§ Problem description:
Among the entries below, tally each line in which the word "Clear" is found, then state the tally alone.

§ Entries from a dataset of interfaces:
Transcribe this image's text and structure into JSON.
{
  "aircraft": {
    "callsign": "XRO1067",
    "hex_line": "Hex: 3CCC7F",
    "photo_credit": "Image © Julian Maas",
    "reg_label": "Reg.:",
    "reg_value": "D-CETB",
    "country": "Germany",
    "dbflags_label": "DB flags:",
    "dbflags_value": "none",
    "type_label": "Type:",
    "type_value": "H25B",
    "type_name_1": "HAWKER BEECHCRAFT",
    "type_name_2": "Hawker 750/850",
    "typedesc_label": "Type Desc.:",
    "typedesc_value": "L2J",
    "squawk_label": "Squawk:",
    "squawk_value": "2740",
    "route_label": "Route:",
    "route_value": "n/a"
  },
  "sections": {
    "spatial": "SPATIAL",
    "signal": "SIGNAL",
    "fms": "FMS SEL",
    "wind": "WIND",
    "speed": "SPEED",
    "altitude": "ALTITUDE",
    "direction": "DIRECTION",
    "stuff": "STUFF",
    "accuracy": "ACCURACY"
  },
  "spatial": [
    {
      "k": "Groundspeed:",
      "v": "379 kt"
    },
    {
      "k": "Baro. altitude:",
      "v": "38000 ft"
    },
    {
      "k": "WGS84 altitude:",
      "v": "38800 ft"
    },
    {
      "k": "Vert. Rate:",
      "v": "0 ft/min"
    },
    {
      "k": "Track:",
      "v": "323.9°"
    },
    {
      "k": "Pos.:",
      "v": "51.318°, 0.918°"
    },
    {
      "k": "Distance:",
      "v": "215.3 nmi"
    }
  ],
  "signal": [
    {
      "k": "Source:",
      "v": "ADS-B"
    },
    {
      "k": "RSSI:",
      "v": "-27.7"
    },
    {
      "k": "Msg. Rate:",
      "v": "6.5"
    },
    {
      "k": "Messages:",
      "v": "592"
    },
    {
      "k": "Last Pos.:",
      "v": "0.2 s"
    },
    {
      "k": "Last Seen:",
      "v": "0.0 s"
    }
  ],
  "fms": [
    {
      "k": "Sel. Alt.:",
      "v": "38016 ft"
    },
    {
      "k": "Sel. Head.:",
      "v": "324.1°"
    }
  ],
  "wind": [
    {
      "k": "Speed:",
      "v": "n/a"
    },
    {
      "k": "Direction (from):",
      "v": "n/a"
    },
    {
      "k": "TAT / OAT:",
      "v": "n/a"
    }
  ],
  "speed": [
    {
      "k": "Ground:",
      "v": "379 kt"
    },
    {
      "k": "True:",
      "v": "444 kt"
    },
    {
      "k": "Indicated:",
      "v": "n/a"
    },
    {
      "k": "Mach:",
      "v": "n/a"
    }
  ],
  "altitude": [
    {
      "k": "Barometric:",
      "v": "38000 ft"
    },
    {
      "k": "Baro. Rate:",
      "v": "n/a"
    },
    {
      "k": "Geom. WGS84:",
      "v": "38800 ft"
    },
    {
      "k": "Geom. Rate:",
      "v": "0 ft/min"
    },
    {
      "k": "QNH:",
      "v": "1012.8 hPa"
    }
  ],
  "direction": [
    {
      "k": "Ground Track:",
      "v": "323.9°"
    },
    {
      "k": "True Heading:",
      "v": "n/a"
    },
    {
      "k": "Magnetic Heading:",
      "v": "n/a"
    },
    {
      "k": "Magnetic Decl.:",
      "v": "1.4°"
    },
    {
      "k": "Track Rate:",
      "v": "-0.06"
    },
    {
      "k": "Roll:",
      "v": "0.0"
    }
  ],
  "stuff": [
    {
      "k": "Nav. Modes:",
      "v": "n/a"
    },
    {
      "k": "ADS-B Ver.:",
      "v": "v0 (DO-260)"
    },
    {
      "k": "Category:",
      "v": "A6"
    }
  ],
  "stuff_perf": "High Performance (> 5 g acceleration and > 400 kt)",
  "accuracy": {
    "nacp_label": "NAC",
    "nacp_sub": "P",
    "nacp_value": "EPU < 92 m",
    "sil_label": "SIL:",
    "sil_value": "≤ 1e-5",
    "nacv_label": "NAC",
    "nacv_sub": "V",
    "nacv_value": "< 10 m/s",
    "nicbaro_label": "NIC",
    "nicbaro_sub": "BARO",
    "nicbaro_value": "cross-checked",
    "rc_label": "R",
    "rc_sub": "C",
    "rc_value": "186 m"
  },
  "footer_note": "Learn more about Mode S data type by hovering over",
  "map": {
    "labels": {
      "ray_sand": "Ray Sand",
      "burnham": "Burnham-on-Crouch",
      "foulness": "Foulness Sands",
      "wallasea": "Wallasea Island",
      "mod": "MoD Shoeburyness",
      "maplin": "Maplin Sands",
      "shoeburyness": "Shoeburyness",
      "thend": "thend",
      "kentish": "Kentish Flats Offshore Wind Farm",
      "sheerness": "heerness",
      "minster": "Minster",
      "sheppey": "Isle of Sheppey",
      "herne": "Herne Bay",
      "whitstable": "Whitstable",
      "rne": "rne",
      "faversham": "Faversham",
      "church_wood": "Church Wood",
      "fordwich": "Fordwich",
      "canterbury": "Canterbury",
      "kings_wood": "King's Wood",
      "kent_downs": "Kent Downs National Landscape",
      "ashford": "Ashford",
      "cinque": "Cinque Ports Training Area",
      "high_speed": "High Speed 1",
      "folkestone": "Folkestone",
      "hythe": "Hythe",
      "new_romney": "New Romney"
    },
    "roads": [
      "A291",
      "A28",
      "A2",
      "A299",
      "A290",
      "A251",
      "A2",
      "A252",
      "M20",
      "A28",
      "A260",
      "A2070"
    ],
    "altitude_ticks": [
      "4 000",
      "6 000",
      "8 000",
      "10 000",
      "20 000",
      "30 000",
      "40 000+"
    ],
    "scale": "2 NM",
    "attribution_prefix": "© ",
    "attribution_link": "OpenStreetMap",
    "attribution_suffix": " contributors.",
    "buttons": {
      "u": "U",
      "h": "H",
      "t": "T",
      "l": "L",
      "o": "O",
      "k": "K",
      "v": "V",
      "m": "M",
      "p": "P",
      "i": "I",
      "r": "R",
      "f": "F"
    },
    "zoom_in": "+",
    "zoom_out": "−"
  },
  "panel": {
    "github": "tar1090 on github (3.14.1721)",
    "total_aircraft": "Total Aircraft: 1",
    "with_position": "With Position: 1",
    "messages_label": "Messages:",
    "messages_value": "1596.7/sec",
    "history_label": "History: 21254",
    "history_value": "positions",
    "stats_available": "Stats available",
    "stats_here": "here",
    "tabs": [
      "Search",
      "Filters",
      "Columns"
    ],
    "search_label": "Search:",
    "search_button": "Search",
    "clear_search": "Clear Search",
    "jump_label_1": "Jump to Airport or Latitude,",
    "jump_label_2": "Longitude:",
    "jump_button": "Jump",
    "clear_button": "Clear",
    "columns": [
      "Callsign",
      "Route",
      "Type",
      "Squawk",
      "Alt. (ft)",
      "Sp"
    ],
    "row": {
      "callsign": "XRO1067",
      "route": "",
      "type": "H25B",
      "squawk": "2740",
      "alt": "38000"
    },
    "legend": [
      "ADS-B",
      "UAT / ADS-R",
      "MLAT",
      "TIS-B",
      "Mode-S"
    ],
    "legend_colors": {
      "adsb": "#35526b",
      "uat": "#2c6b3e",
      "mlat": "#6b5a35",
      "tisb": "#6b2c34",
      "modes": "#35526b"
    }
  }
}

§ Output of the task:
2